By 3 a.m., the party was still moving at full speed with sound at ear-shredding maximum volume. A predominantly masculine crowd of shirtless dancers sweated it out in circles to pounding disco selections like MSFB's "Love is the Message," the Brother's Johnson's "Stomp," and Jamie 3:26 and Cratebug's "Hit It N Quit It." Carter hand-looped these on the CDJ, doing rough edits on the fly that emphasized small phrases -- like the "They buck like broncos" from Don Armando's 2nd Avenue Rhythm Band's "Deputy of Love." He also worked the filter, throwing out singeing high frequencies that just seemed to add to the mind-flattening sensory bombardment. He got to Diana Ross's "The Boss," which caused people to absolutely lose their minds and scream while fist pumping between choruses.

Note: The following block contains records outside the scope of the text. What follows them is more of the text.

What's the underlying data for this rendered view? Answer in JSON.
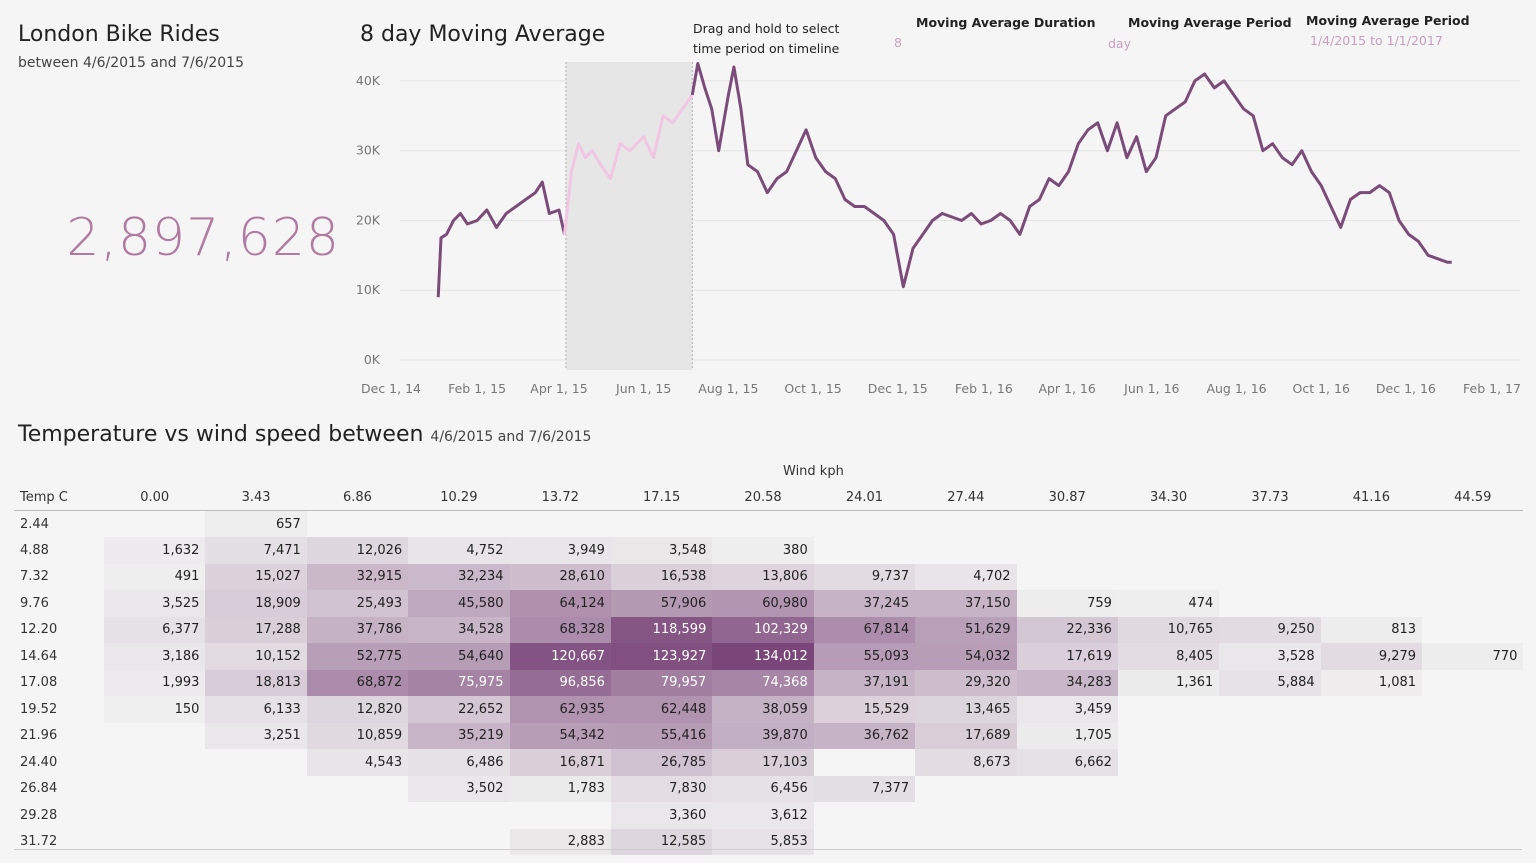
{
  "header": {
    "title": "London Bike Rides",
    "subtitle": "between 4/6/2015 and 7/6/2015",
    "total_rides": "2,897,628"
  },
  "moving_average": {
    "title": "8 day Moving Average",
    "instruction_line1": "Drag and hold to select",
    "instruction_line2": "time period on timeline",
    "duration_label": "Moving Average Duration",
    "duration_value": "8",
    "period_label": "Moving Average Period",
    "period_value": "day",
    "range_label": "Moving Average Period",
    "range_value": "1/4/2015 to 1/1/2017"
  },
  "chart_data": [
    {
      "type": "line",
      "ylim": [
        0,
        43000
      ],
      "y_ticks": [
        "0K",
        "10K",
        "20K",
        "30K",
        "40K"
      ],
      "x_ticks": [
        "Dec 1, 14",
        "Feb 1, 15",
        "Apr 1, 15",
        "Jun 1, 15",
        "Aug 1, 15",
        "Oct 1, 15",
        "Dec 1, 15",
        "Feb 1, 16",
        "Apr 1, 16",
        "Jun 1, 16",
        "Aug 1, 16",
        "Oct 1, 16",
        "Dec 1, 16",
        "Feb 1, 17"
      ],
      "selection": [
        "2015-04-06",
        "2015-07-06"
      ],
      "colors": {
        "line": "#7b4b7a",
        "selected": "#f1c6e2",
        "band": "#e6e6e6"
      },
      "series": [
        {
          "x": [
            "2015-01-04",
            "2015-01-06",
            "2015-01-10",
            "2015-01-15",
            "2015-01-20",
            "2015-01-25",
            "2015-02-01",
            "2015-02-08",
            "2015-02-15",
            "2015-02-22",
            "2015-03-01",
            "2015-03-08",
            "2015-03-15",
            "2015-03-20",
            "2015-03-25",
            "2015-04-01",
            "2015-04-05",
            "2015-04-10",
            "2015-04-15",
            "2015-04-20",
            "2015-04-25",
            "2015-05-01",
            "2015-05-08",
            "2015-05-15",
            "2015-05-22",
            "2015-06-01",
            "2015-06-08",
            "2015-06-15",
            "2015-06-22",
            "2015-06-29",
            "2015-07-06",
            "2015-07-10",
            "2015-07-15",
            "2015-07-20",
            "2015-07-25",
            "2015-08-01",
            "2015-08-05",
            "2015-08-10",
            "2015-08-15",
            "2015-08-22",
            "2015-08-29",
            "2015-09-05",
            "2015-09-12",
            "2015-09-19",
            "2015-09-26",
            "2015-10-03",
            "2015-10-10",
            "2015-10-17",
            "2015-10-24",
            "2015-10-31",
            "2015-11-07",
            "2015-11-14",
            "2015-11-21",
            "2015-11-28",
            "2015-12-05",
            "2015-12-12",
            "2015-12-19",
            "2015-12-26",
            "2016-01-02",
            "2016-01-09",
            "2016-01-16",
            "2016-01-23",
            "2016-01-30",
            "2016-02-06",
            "2016-02-13",
            "2016-02-20",
            "2016-02-27",
            "2016-03-05",
            "2016-03-12",
            "2016-03-19",
            "2016-03-26",
            "2016-04-02",
            "2016-04-09",
            "2016-04-16",
            "2016-04-23",
            "2016-04-30",
            "2016-05-07",
            "2016-05-14",
            "2016-05-21",
            "2016-05-28",
            "2016-06-04",
            "2016-06-11",
            "2016-06-18",
            "2016-06-25",
            "2016-07-02",
            "2016-07-09",
            "2016-07-16",
            "2016-07-23",
            "2016-07-30",
            "2016-08-06",
            "2016-08-13",
            "2016-08-20",
            "2016-08-27",
            "2016-09-03",
            "2016-09-10",
            "2016-09-17",
            "2016-09-24",
            "2016-10-01",
            "2016-10-08",
            "2016-10-15",
            "2016-10-22",
            "2016-10-29",
            "2016-11-05",
            "2016-11-12",
            "2016-11-19",
            "2016-11-26",
            "2016-12-03",
            "2016-12-10",
            "2016-12-17",
            "2016-12-24",
            "2016-12-31",
            "2017-01-03"
          ],
          "values": [
            9000,
            17500,
            18000,
            20000,
            21000,
            19500,
            20000,
            21500,
            19000,
            21000,
            22000,
            23000,
            24000,
            25500,
            21000,
            21500,
            18000,
            27000,
            31000,
            29000,
            30000,
            28000,
            26000,
            31000,
            30000,
            32000,
            29000,
            35000,
            34000,
            36000,
            38000,
            42500,
            39000,
            36000,
            30000,
            38000,
            42000,
            36000,
            28000,
            27000,
            24000,
            26000,
            27000,
            30000,
            33000,
            29000,
            27000,
            26000,
            23000,
            22000,
            22000,
            21000,
            20000,
            18000,
            10500,
            16000,
            18000,
            20000,
            21000,
            20500,
            20000,
            21000,
            19500,
            20000,
            21000,
            20000,
            18000,
            22000,
            23000,
            26000,
            25000,
            27000,
            31000,
            33000,
            34000,
            30000,
            34000,
            29000,
            32000,
            27000,
            29000,
            35000,
            36000,
            37000,
            40000,
            41000,
            39000,
            40000,
            38000,
            36000,
            35000,
            30000,
            31000,
            29000,
            28000,
            30000,
            27000,
            25000,
            22000,
            19000,
            23000,
            24000,
            24000,
            25000,
            24000,
            20000,
            18000,
            17000,
            15000,
            14500,
            14000,
            14000
          ]
        }
      ]
    },
    {
      "type": "heatmap",
      "title": "Temperature vs wind speed between",
      "subtitle": "4/6/2015 and 7/6/2015",
      "x_title": "Wind kph",
      "y_title": "Temp C",
      "x": [
        "0.00",
        "3.43",
        "6.86",
        "10.29",
        "13.72",
        "17.15",
        "20.58",
        "24.01",
        "27.44",
        "30.87",
        "34.30",
        "37.73",
        "41.16",
        "44.59"
      ],
      "y": [
        "2.44",
        "4.88",
        "7.32",
        "9.76",
        "12.20",
        "14.64",
        "17.08",
        "19.52",
        "21.96",
        "24.40",
        "26.84",
        "29.28",
        "31.72"
      ],
      "max_value": 134012,
      "values": [
        [
          null,
          657,
          null,
          null,
          null,
          null,
          null,
          null,
          null,
          null,
          null,
          null,
          null,
          null
        ],
        [
          1632,
          7471,
          12026,
          4752,
          3949,
          3548,
          380,
          null,
          null,
          null,
          null,
          null,
          null,
          null
        ],
        [
          491,
          15027,
          32915,
          32234,
          28610,
          16538,
          13806,
          9737,
          4702,
          null,
          null,
          null,
          null,
          null
        ],
        [
          3525,
          18909,
          25493,
          45580,
          64124,
          57906,
          60980,
          37245,
          37150,
          759,
          474,
          null,
          null,
          null
        ],
        [
          6377,
          17288,
          37786,
          34528,
          68328,
          118599,
          102329,
          67814,
          51629,
          22336,
          10765,
          9250,
          813,
          null
        ],
        [
          3186,
          10152,
          52775,
          54640,
          120667,
          123927,
          134012,
          55093,
          54032,
          17619,
          8405,
          3528,
          9279,
          770
        ],
        [
          1993,
          18813,
          68872,
          75975,
          96856,
          79957,
          74368,
          37191,
          29320,
          34283,
          1361,
          5884,
          1081,
          null
        ],
        [
          150,
          6133,
          12820,
          22652,
          62935,
          62448,
          38059,
          15529,
          13465,
          3459,
          null,
          null,
          null,
          null
        ],
        [
          null,
          3251,
          10859,
          35219,
          54342,
          55416,
          39870,
          36762,
          17689,
          1705,
          null,
          null,
          null,
          null
        ],
        [
          null,
          null,
          4543,
          6486,
          16871,
          26785,
          17103,
          null,
          8673,
          6662,
          null,
          null,
          null,
          null
        ],
        [
          null,
          null,
          null,
          3502,
          1783,
          7830,
          6456,
          7377,
          null,
          null,
          null,
          null,
          null,
          null
        ],
        [
          null,
          null,
          null,
          null,
          null,
          3360,
          3612,
          null,
          null,
          null,
          null,
          null,
          null,
          null
        ],
        [
          null,
          null,
          null,
          null,
          2883,
          12585,
          5853,
          null,
          null,
          null,
          null,
          null,
          null,
          null
        ]
      ]
    }
  ]
}
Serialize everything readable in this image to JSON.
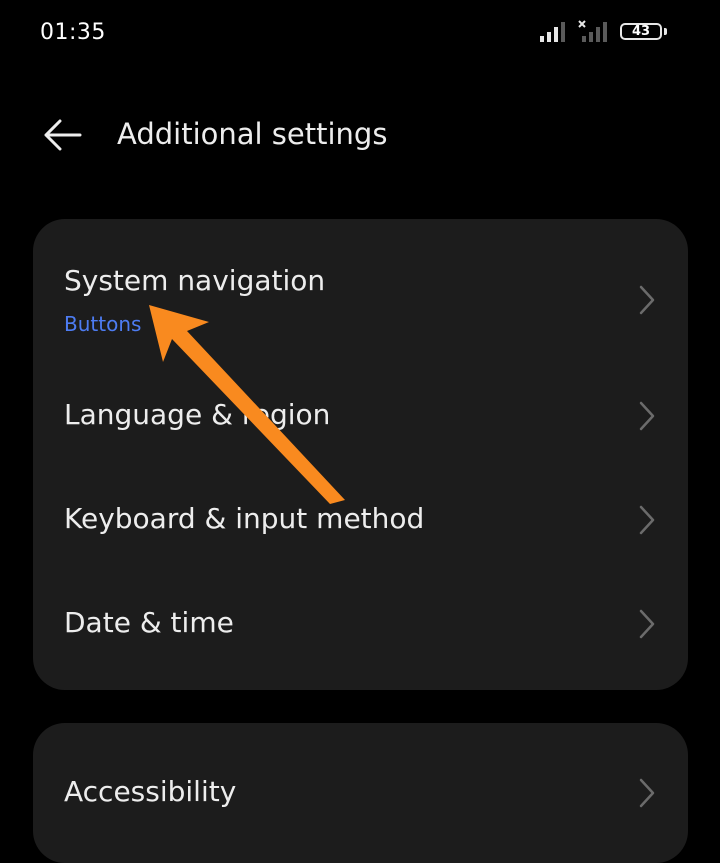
{
  "status_bar": {
    "time": "01:35",
    "battery_level": "43",
    "signal_icon": "cell-signal-icon",
    "no_signal_icon": "no-signal-icon"
  },
  "header": {
    "title": "Additional settings",
    "back_icon": "back-arrow-icon"
  },
  "settings_group_1": [
    {
      "title": "System navigation",
      "subtitle": "Buttons"
    },
    {
      "title": "Language & region"
    },
    {
      "title": "Keyboard & input method"
    },
    {
      "title": "Date & time"
    }
  ],
  "settings_group_2": [
    {
      "title": "Accessibility"
    }
  ],
  "colors": {
    "background": "#000000",
    "card": "#1c1c1c",
    "text": "#ededed",
    "subtitle_accent": "#4d7cf2",
    "chevron": "#6b6b6b",
    "annotation_arrow": "#f98a1f"
  },
  "annotation": {
    "type": "arrow",
    "icon": "annotation-arrow-icon"
  }
}
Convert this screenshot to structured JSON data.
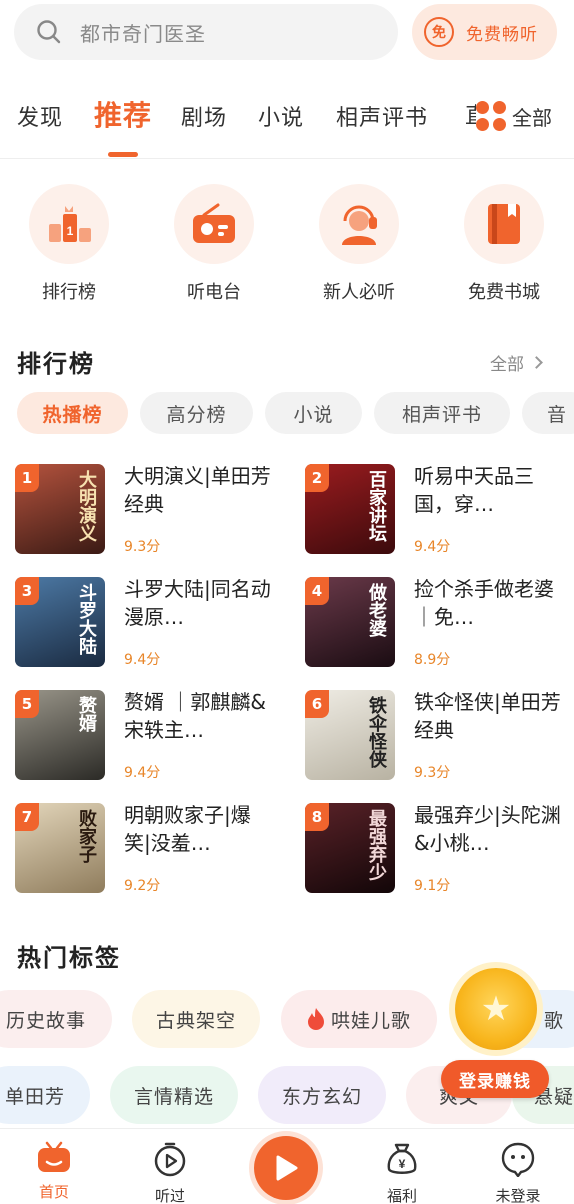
{
  "search": {
    "placeholder": "都市奇门医圣",
    "free_label": "免费畅听",
    "free_icon_text": "免"
  },
  "tabs": [
    {
      "label": "发现"
    },
    {
      "label": "推荐"
    },
    {
      "label": "剧场"
    },
    {
      "label": "小说"
    },
    {
      "label": "相声评书"
    }
  ],
  "tab_clipped": "直",
  "all_tab": "全部",
  "quick_entries": [
    {
      "label": "排行榜",
      "icon": "podium-icon"
    },
    {
      "label": "听电台",
      "icon": "radio-icon"
    },
    {
      "label": "新人必听",
      "icon": "headset-person-icon"
    },
    {
      "label": "免费书城",
      "icon": "book-icon"
    }
  ],
  "ranking": {
    "title": "排行榜",
    "more": "全部",
    "pills": [
      "热播榜",
      "高分榜",
      "小说",
      "相声评书",
      "音"
    ],
    "items": [
      {
        "rank": "1",
        "title": "大明演义|单田芳经典",
        "score": "9.3分",
        "cover_text": "大明演义",
        "cover_color": "#8a3a2a"
      },
      {
        "rank": "2",
        "title": "听易中天品三国，穿…",
        "score": "9.4分",
        "cover_text": "百家讲坛",
        "cover_color": "#7a1518"
      },
      {
        "rank": "3",
        "title": "斗罗大陆|同名动漫原…",
        "score": "9.4分",
        "cover_text": "斗罗大陆",
        "cover_color": "#2c4a6a"
      },
      {
        "rank": "4",
        "title": "捡个杀手做老婆｜免…",
        "score": "8.9分",
        "cover_text": "做老婆",
        "cover_color": "#3a2030"
      },
      {
        "rank": "5",
        "title": "赘婿 ｜郭麒麟&宋轶主…",
        "score": "9.4分",
        "cover_text": "赘婿",
        "cover_color": "#5d5a52"
      },
      {
        "rank": "6",
        "title": "铁伞怪侠|单田芳经典",
        "score": "9.3分",
        "cover_text": "铁伞怪侠",
        "cover_color": "#d9d4c6"
      },
      {
        "rank": "7",
        "title": "明朝败家子|爆笑|没羞…",
        "score": "9.2分",
        "cover_text": "败家子",
        "cover_color": "#c9b89a"
      },
      {
        "rank": "8",
        "title": "最强弃少|头陀渊&小桃…",
        "score": "9.1分",
        "cover_text": "最强弃少",
        "cover_color": "#2a1518"
      }
    ]
  },
  "hot_tags": {
    "title": "热门标签",
    "row1": [
      {
        "label": "历史故事",
        "bg": "#fbeeee"
      },
      {
        "label": "古典架空",
        "bg": "#fdf6e6"
      },
      {
        "label": "哄娃儿歌",
        "bg": "#fcecec",
        "icon": "fire-icon"
      },
      {
        "label": "歌",
        "bg": "#eaf2fb"
      }
    ],
    "row2": [
      {
        "label": "单田芳",
        "bg": "#eaf2fb"
      },
      {
        "label": "言情精选",
        "bg": "#e9f7ef"
      },
      {
        "label": "东方玄幻",
        "bg": "#f1ecfa"
      },
      {
        "label": "爽文",
        "bg": "#fbeeee"
      },
      {
        "label": "悬疑",
        "bg": "#eaf6ec"
      }
    ]
  },
  "floating": {
    "label": "登录赚钱"
  },
  "bottom_nav": [
    {
      "label": "首页",
      "icon": "home-tv-icon"
    },
    {
      "label": "听过",
      "icon": "history-play-icon"
    },
    {
      "label": "福利",
      "icon": "money-bag-icon"
    },
    {
      "label": "未登录",
      "icon": "chat-face-icon"
    }
  ],
  "colors": {
    "accent": "#f0642d",
    "score": "#e8862a"
  }
}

I got hold of my senses momentarily and realized it was after 4 a.m. The club was still completely packed. With headphones in hand, another DJ approached Carter to presumably take over for him. Carter regarded him, but then shook his head, pushed the DJ back, and got right back to what he was doing. Later, I asked one of the promoters when the night might end. "I don't know, he was supposed to finish 30 minutes ago, but I'm not going to be the one to get up there and tell him to stop," the promoter said. And, truth be told, I don't think anyone in that room wanted him to stop either. There was something about the party that was just perfect; it was the kind of thing that felt divorced from reality, like a good feeling that promises to wave off into infinity. I'm not entirely convinced it was just the music, but rather the combination of all factors that led to such an experience: excellent DJs, great sound, good crowd, and, most importantly, ridiculously good decor. I know it sounds trite on paper, but taken as a whole, it was about as close to art as a party experience can get.